Madia elegans, Tarweed. And the fruit of Lypersicum lypersicon 'Stupice'.
I have the madia everywhere, and you'll be seeing a lot of it here for the next few months.
It smells really wonderful... musky mint is how I'd put it. Wild smelling.
And it's just getting started.
I don't know if this is sweetpea, or food pea.
The vegetable garden is crammed right up next to the bamboo.
That's the Clematis I bought the other day. I want it to find its way into the bamboo. I have one in there already. The flowers are gone and you can't see the vine if you don't look for it. So next next spring, the bamboo will suddenly bear clematis flowers. Anyhow, this one has flowers to complement the pink brugmansia which is just overhead, now almost ready to bloom.
This year, you can sit under the Brugmansia, but next spring the absurdly large flower of this Echium will make that impossible. Oh well.
Okay, that picture didn't have any blooms in it.
Sitting here, I can turn left and zoom in on the yarrow, also almost ready to bloom.
And if I turn right, there are a few flowers on the pink crystals grass.
As a native plant enthusiast, the exotic ornamentals planted in my garden that give me the most angst are the exotic grasses. I don't have a lot of angst about the pink crystals tho'. This will be much more showy next month.
That's the chair I was just sitting in. This is Cotyledon orbiculatum v. longifolium, and Trichostema lanatum, Wooly Blue Curls.
I think I'm going to put this in the ground. It's probably not too late. Just for this summer.
I have another morning glory, 'Split Identity', that I'm growing up the Tibouchina.
The flowers are fragile and unstructured, so it functions as splash of color and that's it.
Two pictures of Salvia clevelandii 'Alan Chickering'.
I have decided to change this salvia out for the Winifred Gilman variety; Alan is too silver-gray for this spot, and Winifred has some nice purple-red.
I should have started this post with this picture, since this is the entry to the garden from the stairs down from the deck.
I would have thought the Stachys byzantina would have flowered by now, but what do I know. Now I hope it holds back from flowering while the potted gaura gets big and goes nuts, because I like the gaura flowers with the stachys leaves.
The mimulus flowers all summer long.
So does the yellow Cotula.
The Mandevilla laxa flowers smell nice, but I like my Madia even more.
The Abutilon is on the way up.
I think that giant iris wants much more water because it's all moldy. It's a pond iris lily flower thing; I don't know what it is--got it from a gardener at the Botanical Garden on my way out one day. "Hey, you want this?" she said. "You know I do!" That's about how it went.
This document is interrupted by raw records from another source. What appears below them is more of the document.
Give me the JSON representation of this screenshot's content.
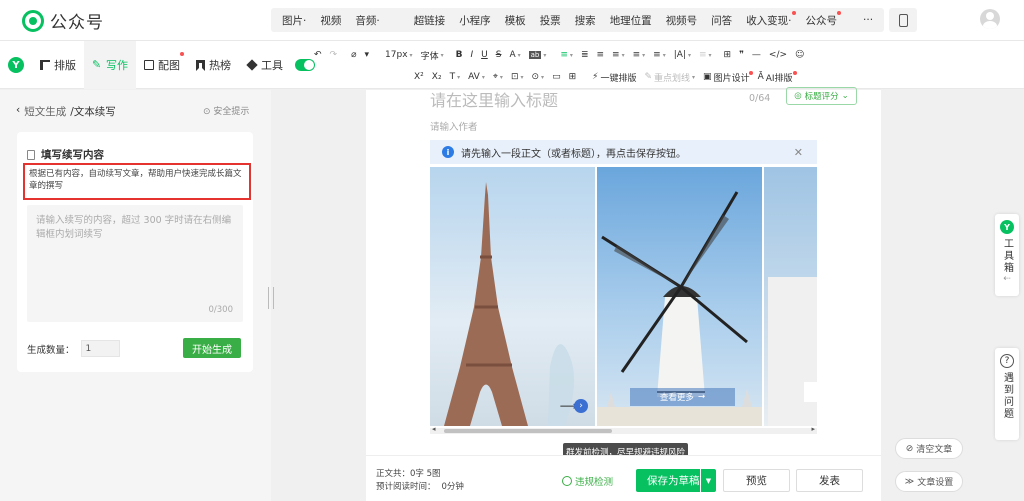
{
  "brand": {
    "title": "公众号"
  },
  "topnav": {
    "groups": [
      [
        "图片·",
        "视频",
        "音频·"
      ],
      [
        "超链接",
        "小程序",
        "模板",
        "投票",
        "搜索",
        "地理位置",
        "视频号",
        "问答",
        "收入变现·",
        "公众号"
      ],
      [
        "···"
      ]
    ]
  },
  "tabs": [
    {
      "label": "排版",
      "icon": "layout-icon"
    },
    {
      "label": "写作",
      "icon": "ai-write-icon",
      "active": true
    },
    {
      "label": "配图",
      "icon": "image-icon"
    },
    {
      "label": "热榜",
      "icon": "bookmark-icon"
    },
    {
      "label": "工具",
      "icon": "cube-icon"
    }
  ],
  "fmt_row1": [
    "↶",
    "↷",
    "⌀",
    "▾",
    "17px",
    "字体",
    "B",
    "I",
    "U",
    "S",
    "A",
    "ab",
    "≡",
    "≣",
    "≡",
    "≡",
    "≡",
    "≡",
    "|A|",
    "≡",
    "⊞",
    "❞",
    "—",
    "</>",
    "☺"
  ],
  "fmt_row2": {
    "items": [
      "X²",
      "X₂",
      "T",
      "AV",
      "⌖",
      "⊡",
      "⊙",
      "▭",
      "⊞"
    ],
    "one_key": "一键排版",
    "mark_line": "重点划线",
    "pic_design": "图片设计",
    "ai_layout": "AI排版"
  },
  "sidebar": {
    "back_prefix": "短文生成",
    "back_current": "/文本续写",
    "safe_tip": "安全提示",
    "card_title": "填写续写内容",
    "description": "根据已有内容，自动续写文章，帮助用户快速完成长篇文章的撰写",
    "placeholder": "请输入续写的内容，超过 300 字时请在右侧编辑框内划词续写",
    "char_count": "0/300",
    "gen_count_label": "生成数量：",
    "gen_count_value": "1",
    "start_button": "开始生成"
  },
  "editor": {
    "title_placeholder": "请在这里输入标题",
    "title_count": "0/64",
    "title_score": "标题评分",
    "author_placeholder": "请输入作者",
    "info_text": "请先输入一段正文（或者标题），再点击保存按钮。",
    "view_more": "查看更多"
  },
  "footer": {
    "word_count": "正文共：0字 5图",
    "read_time_label": "预计阅读时间：",
    "read_time": "0分钟",
    "violation_check": "违规检测",
    "tooltip": "群发前检测，尽早规避违规风险",
    "save_draft": "保存为草稿",
    "preview": "预览",
    "publish": "发表"
  },
  "right": {
    "toolbox": "工具箱",
    "help": "遇到问题",
    "clear": "清空文章",
    "settings": "文章设置"
  }
}
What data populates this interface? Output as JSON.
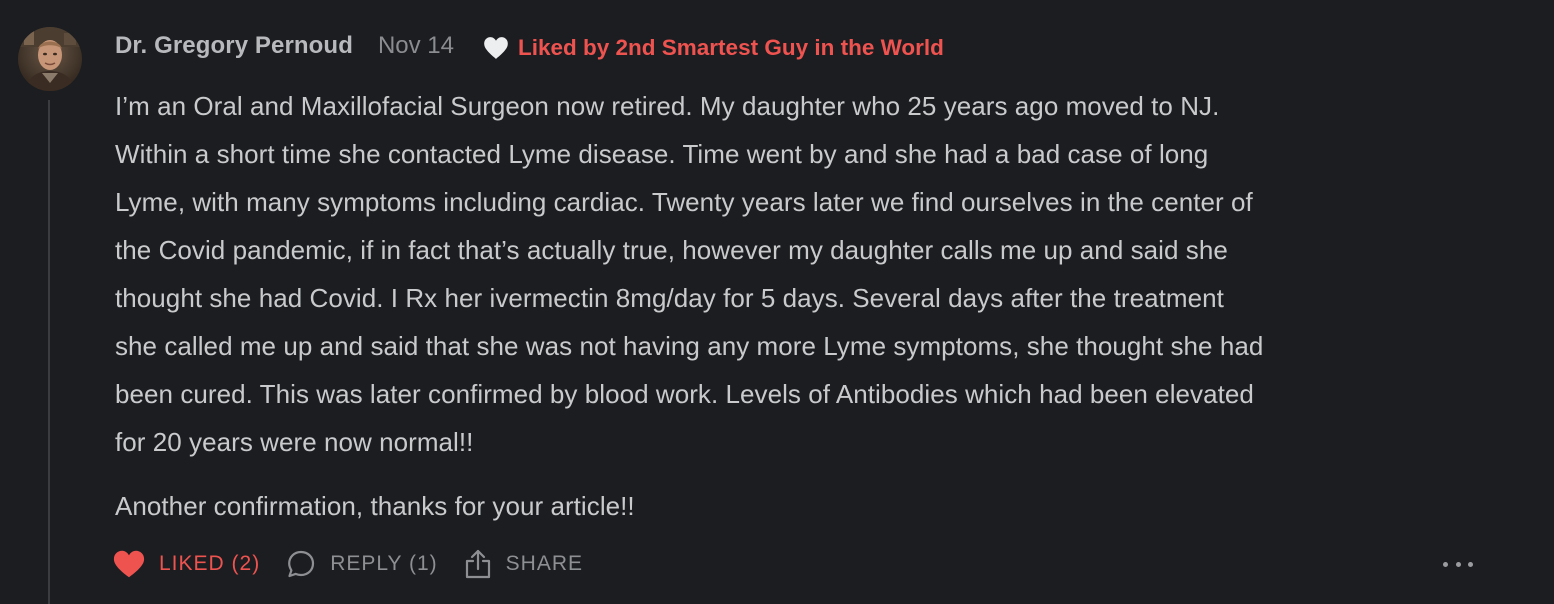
{
  "comment": {
    "author": "Dr. Gregory Pernoud",
    "date": "Nov 14",
    "liked_by": "Liked by 2nd Smartest Guy in the World",
    "body_lines": [
      "I’m an Oral and Maxillofacial Surgeon now retired. My daughter who 25 years ago moved to NJ.",
      "Within a short time she contacted Lyme disease. Time went by and she had a bad case of long",
      "Lyme, with many symptoms including cardiac. Twenty years later we find ourselves in the center of",
      "the Covid pandemic, if in fact that’s actually true, however my daughter calls me up and said she",
      "thought she had Covid. I Rx her ivermectin 8mg/day for 5 days. Several days after the treatment",
      "she called me up and said that she was not having any more Lyme symptoms, she thought she had",
      "been cured. This was later confirmed by blood work. Levels of Antibodies which had been elevated",
      "for 20 years were now normal!!"
    ],
    "body_para2": "Another confirmation, thanks for your article!!",
    "actions": {
      "like_label": "LIKED (2)",
      "reply_label": "REPLY (1)",
      "share_label": "SHARE"
    },
    "icons": {
      "avatar": "avatar-photo",
      "liked_by": "heart-icon",
      "like": "heart-filled-icon",
      "reply": "speech-bubble-icon",
      "share": "share-icon",
      "more": "more-horizontal-icon"
    },
    "colors": {
      "background": "#1b1d20",
      "accent": "#ef5350",
      "text": "#c8cacc",
      "muted": "#8d8f93"
    }
  }
}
I'll put in the future water trough with the Farfugium I bought last week.
I did some serious pruning two weeks ago, and I cut back this penstemon quite a bit. But here it's coming back.
Same thing with Alonsoa meridionalis.
This Erigeron glauca is thinking carefully about whether it wants to establish or not.
It will be nice if it does.
That wire grass in the background is Juncus patens, and it's covered with flowers.
Or maybe those are seeds by now. Who knows.
I haven't gotten very good pictures of the Salvia spathacea yet, but it's been flowering non stop since late April.
Here's one flower blossoming from the sticky, fragrant whorl.
At least, I think so.
This is a coast native that grows in sandy areas. Butterflies and bees appreciate having this around.
And there's the odd Cosmos bipinnatus scattered here and there.
Same with Sisyrinchium bellum. You have to look for this one; it's small and hidden.
Zantedeschia, and you can see some cineraria in there too.
This is an usually exhaustive tour of the garden. We end with a Calycanthus occidentalis bud.
For your big fix, visit Garden Blogger Bloom Day Central: May Dreams.
Link to last month's GBBD.